Within these three main schools of counselling theory, and psychological research which I draw on as a main, there are some therapies and theories I particularly use.
Schema Therapy is based on the exploration of schemas: a clinical term used to describe information taken in about oneself from dysfunctional and neglectful aspects of childhood environments. Awareness is brought to what schemas may be influencing maladaptive thinking patterns. These patterns cause behaviour in relationships and life choices that at best may be preventing getting needs met and reaching one’s full potential, and at worst can unconsciously recreate dysfunctional patterns and environments.
Emotion-Focused Therapy views emotion as the key organising principle in individual experiences and relational interactions based on the science of attachment. A key factor in this approach is the importance of recognising, naming, and experiencing the feeling or affect to process the emotion associated with the particular experience. Emotion-Focused Therapy is an evidence-based approach to treating depression, relational trauma and adversity, and post-traumatic stress.
Polyvagal Theory is built from the premise that the automatic nervous system provides adaptive behavioural strategies when faced with threat. Many forms of traumatic experiences can leave a heightened sense of vigilance which result in behaviours that can further isolate a person relationally. Polyvagal theory provides accessible and practical clinical applications which aim to take charge of calming the nervous system and make social engagement and reparative relational experiences more possible as a result.
Object Relations is a theory which helps understand how a sense of Self develops and informs relationship patterns and consequently transference in the therapeutic relationship. Transference is a term used to describe when a client may unconsciously project a feeling towards a therapist, which exists from their relationship with the primary caregiver I.e., a parent. Awareness of this can shed light on existing relationship dynamics, unresolved feelings towards significant others and patterns which may be detrimental and unfulfilling, and out of reach of present awareness, and hence repetitive.

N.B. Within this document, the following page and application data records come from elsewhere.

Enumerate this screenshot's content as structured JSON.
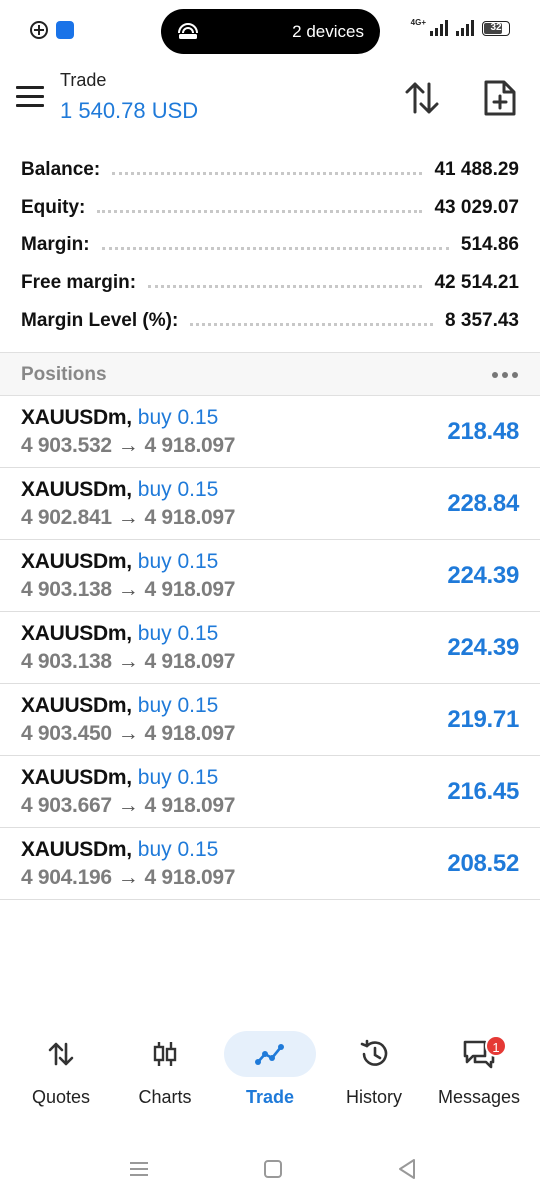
{
  "status_bar": {
    "cast_label": "2 devices",
    "network": "4G+",
    "battery_level": "32"
  },
  "header": {
    "title": "Trade",
    "value": "1 540.78 USD"
  },
  "account": [
    {
      "label": "Balance:",
      "value": "41 488.29"
    },
    {
      "label": "Equity:",
      "value": "43 029.07"
    },
    {
      "label": "Margin:",
      "value": "514.86"
    },
    {
      "label": "Free margin:",
      "value": "42 514.21"
    },
    {
      "label": "Margin Level (%):",
      "value": "8 357.43"
    }
  ],
  "positions": {
    "title": "Positions",
    "items": [
      {
        "symbol": "XAUUSDm,",
        "side": "buy 0.15",
        "open": "4 903.532",
        "arrow": "→",
        "current": "4 918.097",
        "profit": "218.48"
      },
      {
        "symbol": "XAUUSDm,",
        "side": "buy 0.15",
        "open": "4 902.841",
        "arrow": "→",
        "current": "4 918.097",
        "profit": "228.84"
      },
      {
        "symbol": "XAUUSDm,",
        "side": "buy 0.15",
        "open": "4 903.138",
        "arrow": "→",
        "current": "4 918.097",
        "profit": "224.39"
      },
      {
        "symbol": "XAUUSDm,",
        "side": "buy 0.15",
        "open": "4 903.138",
        "arrow": "→",
        "current": "4 918.097",
        "profit": "224.39"
      },
      {
        "symbol": "XAUUSDm,",
        "side": "buy 0.15",
        "open": "4 903.450",
        "arrow": "→",
        "current": "4 918.097",
        "profit": "219.71"
      },
      {
        "symbol": "XAUUSDm,",
        "side": "buy 0.15",
        "open": "4 903.667",
        "arrow": "→",
        "current": "4 918.097",
        "profit": "216.45"
      },
      {
        "symbol": "XAUUSDm,",
        "side": "buy 0.15",
        "open": "4 904.196",
        "arrow": "→",
        "current": "4 918.097",
        "profit": "208.52"
      }
    ]
  },
  "nav": {
    "items": [
      {
        "label": "Quotes",
        "icon": "quotes-icon"
      },
      {
        "label": "Charts",
        "icon": "charts-icon"
      },
      {
        "label": "Trade",
        "icon": "trade-icon",
        "active": true
      },
      {
        "label": "History",
        "icon": "history-icon"
      },
      {
        "label": "Messages",
        "icon": "messages-icon",
        "badge": "1"
      }
    ]
  },
  "colors": {
    "accent": "#1f7ad9",
    "badge": "#e53935",
    "muted": "#7d7d7d"
  }
}
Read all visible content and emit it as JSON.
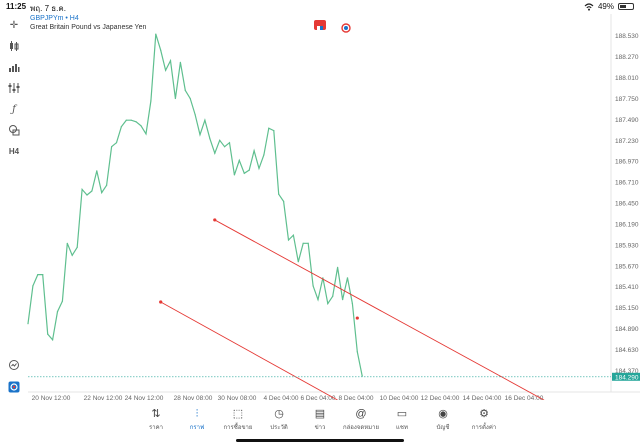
{
  "status_bar": {
    "time": "11:25",
    "date": "พฤ. 7 ธ.ค.",
    "battery": "49%"
  },
  "chart_header": {
    "symbol": "GBPJPYm • H4",
    "description": "Great Britain Pound vs Japanese Yen"
  },
  "toolbar": {
    "timeframe": "H4"
  },
  "nav": [
    {
      "label": "ราคา",
      "icon": "arrows-updown-icon"
    },
    {
      "label": "กราฟ",
      "icon": "candles-icon"
    },
    {
      "label": "การซื้อขาย",
      "icon": "trade-chart-icon"
    },
    {
      "label": "ประวัติ",
      "icon": "history-icon"
    },
    {
      "label": "ข่าว",
      "icon": "news-icon"
    },
    {
      "label": "กล่องจดหมาย",
      "icon": "mailbox-icon"
    },
    {
      "label": "แชท",
      "icon": "chat-icon"
    },
    {
      "label": "บัญชี",
      "icon": "account-icon"
    },
    {
      "label": "การตั้งค่า",
      "icon": "settings-icon"
    }
  ],
  "nav_active_index": 1,
  "colors": {
    "line": "#5fbf8f",
    "trendline": "#e53935",
    "accent": "#1a73c9",
    "current_price_bg": "#26a69a"
  },
  "chart_data": {
    "type": "line",
    "series": [
      {
        "values": [
          184.95,
          185.42,
          185.56,
          185.56,
          184.82,
          184.75,
          185.1,
          185.23,
          185.95,
          185.8,
          185.9,
          186.62,
          186.55,
          186.6,
          186.85,
          186.58,
          186.67,
          187.15,
          187.2,
          187.4,
          187.48,
          187.48,
          187.46,
          187.41,
          187.31,
          187.72,
          188.55,
          188.35,
          188.1,
          188.22,
          187.75,
          188.2,
          187.85,
          187.75,
          187.55,
          187.3,
          187.48,
          187.25,
          187.07,
          187.23,
          187.15,
          187.2,
          186.8,
          186.98,
          186.82,
          186.86,
          187.1,
          186.88,
          187.05,
          187.38,
          187.35,
          186.56,
          186.47,
          185.99,
          186.05,
          185.72,
          185.95,
          185.95,
          185.42,
          185.25,
          185.52,
          185.2,
          185.29,
          185.65,
          185.25,
          185.52,
          185.2,
          184.6,
          184.3
        ]
      }
    ],
    "ylim": [
      184.25,
      188.8
    ],
    "y_ticks": [
      "188.530",
      "188.270",
      "188.010",
      "187.750",
      "187.490",
      "187.230",
      "186.970",
      "186.710",
      "186.450",
      "186.190",
      "185.930",
      "185.670",
      "185.410",
      "185.150",
      "184.890",
      "184.630",
      "184.370"
    ],
    "x_ticks": [
      "20 Nov 12:00",
      "22 Nov 12:00",
      "24 Nov 12:00",
      "28 Nov 08:00",
      "30 Nov 08:00",
      "4 Dec 04:00",
      "6 Dec 04:00",
      "8 Dec 04:00",
      "10 Dec 04:00",
      "12 Dec 04:00",
      "14 Dec 04:00",
      "16 Dec 04:00"
    ],
    "current_price": "184.290",
    "current_price_value": 184.29,
    "trendlines": [
      {
        "from": [
          38,
          186.24
        ],
        "to": [
          105,
          184.0
        ]
      },
      {
        "from": [
          27,
          185.22
        ],
        "to": [
          63,
          184.0
        ]
      }
    ],
    "grid": false
  }
}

Person-Centred Therapy holds the belief that people are inherently motivated towards achieving their optimal potential and is characterised by the therapist embodying three core traits of empathy in understanding the client’s subjective experience, congruence in being a person of genuineness and transparency, and unconditional positive regard in providing a non-judgemental approach.
Queer Theory means ‘to question that which has not been questioned’ and can be a powerful intervention in relation to family and societal norms, and in relation to gender and sexuality. Its aim is to discover what may have taken as a ‘given’; a role undertaken in relationships, in work, or something previously unquestioned with respect to a gender role or expression. With regards to sexuality, the theory highlights how heterosexuality has been framed as a normative organising principle in many environments by mere repetition, resulting in negatively embodying desire that doesn’t fall within this.
Transpersonal Psychology is focused namely on development beyond convention, elevated levels of spiritual growth and consciousness, and finding the self beyond the ego. Incorporating Mindfulness practice with these concepts can bring deeper awareness to one’s ‘thoughts’ as distinct from merging with them, and hence being at the mercy of ‘inner critics’, ruminations, obsessive thinking, and societal expectations.